A Trap for Santa Claus (1909), directed by D.W. Griffith, is a sixteen-minute film that takes place around Christmastime and centers on a struggling family. The film starred Henry B. Walthall, who appeared in several of Griffith’s films, and Marion Leonard, who became one of the first actors to ever receive screen credit.
The father, played by Walthall, is an unemployed drunkard who abandons his wife and children and starts making a living as a burglar. The wife, played by Leonard, struggles to support herself and the children. In a stroke of luck, an attorney shows up and informs her that she’s inherited a fortune from her late aunt. The family moves into a luxurious new house.
On Christmas Eve, the father breaks into the house, not knowing his family now lives there. He’s caught in a trap that the children set for Santa Claus, and his wife discovers him. After they reconcile, the father dresses up as Santa to surprise the children.
The practice of parents dressing up as Santa Claus for their children had never before been shown on screen.
8. "A Christmas Carol" (1910)
Directed by J. Searle Dawley, A Christmas Carol (1910) was produced and distributed by the Edison Company. One of the company's most prolific actors, Marc MacDermott, played Ebenezer Scrooge. Scrooge’s employee, Bob Crachit, was played by Charles Ogle, who had the starring role in the Edison Company’s Frankenstein (1910) earlier that year.
The ghosts in the film are portrayed with double exposure to make them transparent, while Scrooge’s visions of the past, present, and future are superimposed into the background. In some of these visions, MacDermott appears as a younger version of Scrooge.
In most early adaptations of this book, Scrooge is only visited by one ghost: his deceased colleague, Joseph Marley. But this one remained true to the book by including all four ghosts: Marley, the Ghost of Christmas Past, the Ghost of Christmas Present, and the Ghost of Christmas Future.
9. "Making Christmas Crackers" (1910)
Making Christmas Crackers (1910) shows the work that goes into cherished Christmas products, such as crackers, stockings, and decorations.

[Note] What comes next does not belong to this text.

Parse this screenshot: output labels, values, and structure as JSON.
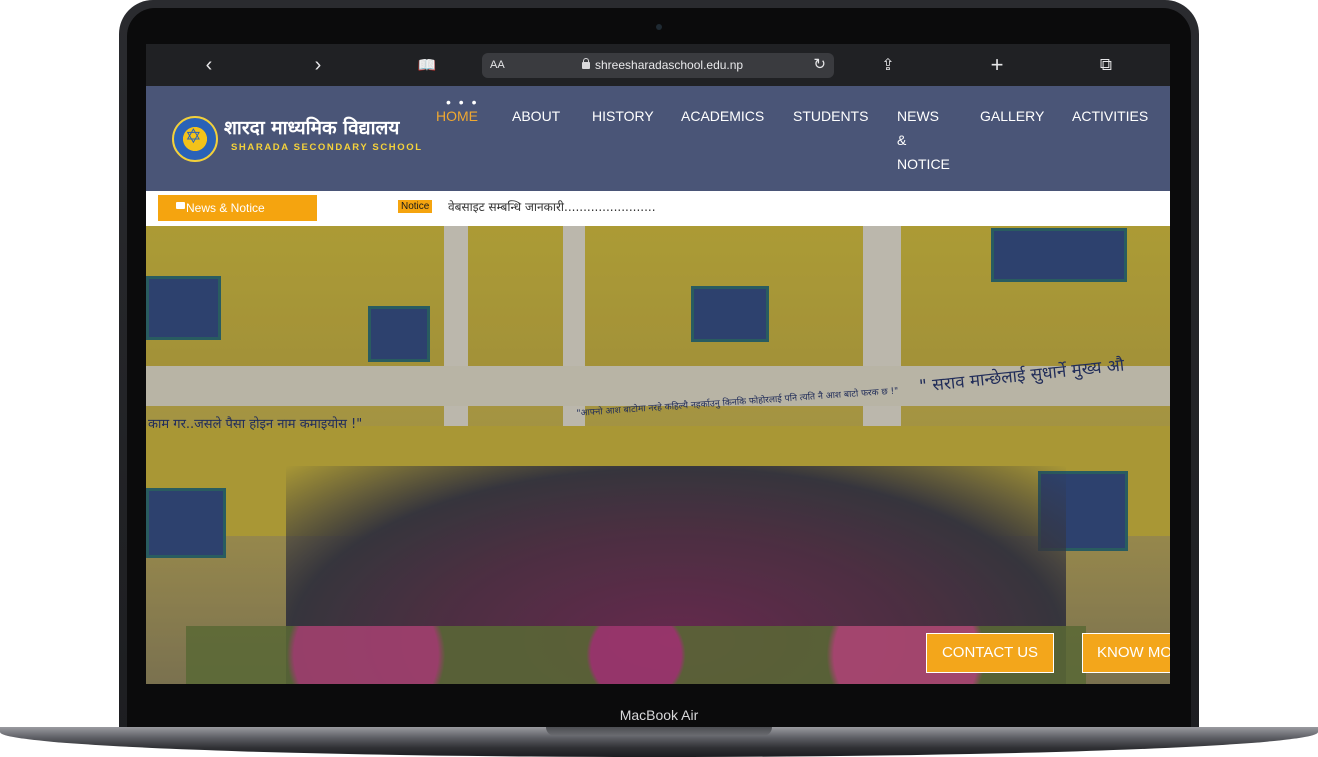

The first five minutes of this six-minute film show factory workers, mostly women, making these products, some by hand and some with machines. They cut, sew, fold, glue, arrange, and pack, occasionally glancing up at the camera while they work.
The final minute of the film takes place in a family’s living room, where seven children and their mother join hands and dance around their Christmas tree. The father, played by the film's director A.E. Coleby, then tosses a box of crackers into the air—the same crackers made by the factory workers—so the children can grab them off the floor.

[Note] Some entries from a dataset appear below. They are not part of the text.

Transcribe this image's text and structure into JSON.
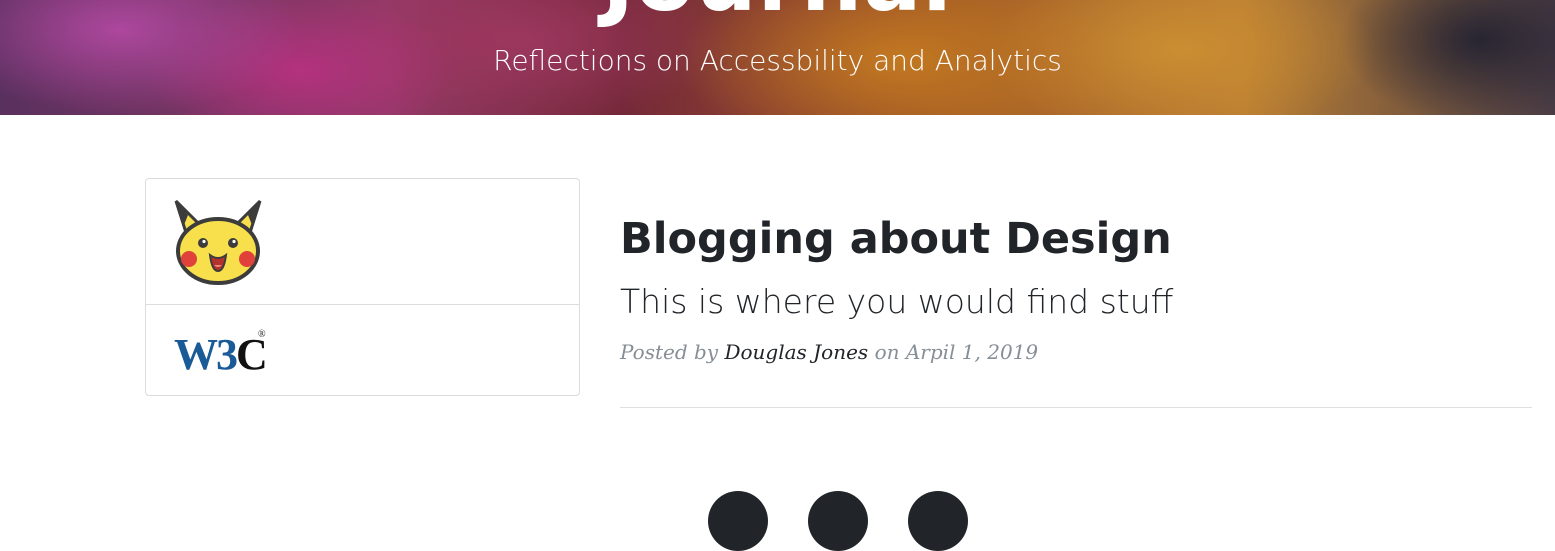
{
  "masthead": {
    "title": "Journal",
    "subtitle": "Reflections on Accessbility and Analytics"
  },
  "sidebar_card": {
    "logos": [
      {
        "icon": "pikachu-icon"
      },
      {
        "icon": "w3c-logo",
        "text": "W3C"
      }
    ]
  },
  "post": {
    "title": "Blogging about Design",
    "subtitle": "This is where you would find stuff",
    "meta_prefix": "Posted by",
    "author": "Douglas Jones",
    "meta_on": "on Arpil 1, 2019"
  },
  "footer": {
    "social_icons": [
      "social-icon-1",
      "social-icon-2",
      "social-icon-3"
    ]
  },
  "colors": {
    "text": "#212529",
    "muted": "#868e96",
    "w3c_blue": "#1a5a96"
  }
}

The father then takes down a giant paper cracker that has been placed on top of the Christmas tree. The children pull the cracker apart, and Santa Claus emerges in a puff of smoke. The children rejoice as he hands out gifts.
10. "A Christmas Accident" (1912)
A Christmas Accident (1912), directed by Harold M. Shaw, tells the story of Christmas bringing people of different social classes together. The film starred William Wadsworth, one of the Edison Company’s most prolific character actors.
Wadsworth played Mr. Gilton, a wealthy old man who lives next door to the impoverished Bilton family. Despite being poor, the Biltons are warm and kind, while Mr. Gilton is bitter and irritable and often yells at the five Bilton children for stepping into his backyard.
On Christmas Eve, the Biltons make do with their limited means, setting up a modest Christmas tree on their kitchen table. Meanwhile, Mr. Gilton is walking home, carrying a turkey he bought for Christmas dinner. He’s caught in a blizzard, which obscures his vision, and he accidentally walks into the Biltons’ house instead of his own.
The Biltons welcome him into their home, offering him a seat at the table. Mr. Gilton is moved by their kindness, and they all spend Christmas together.
Virginia Reed on July 06, 2020:
My dad was born in the year that this film came out! Amazing!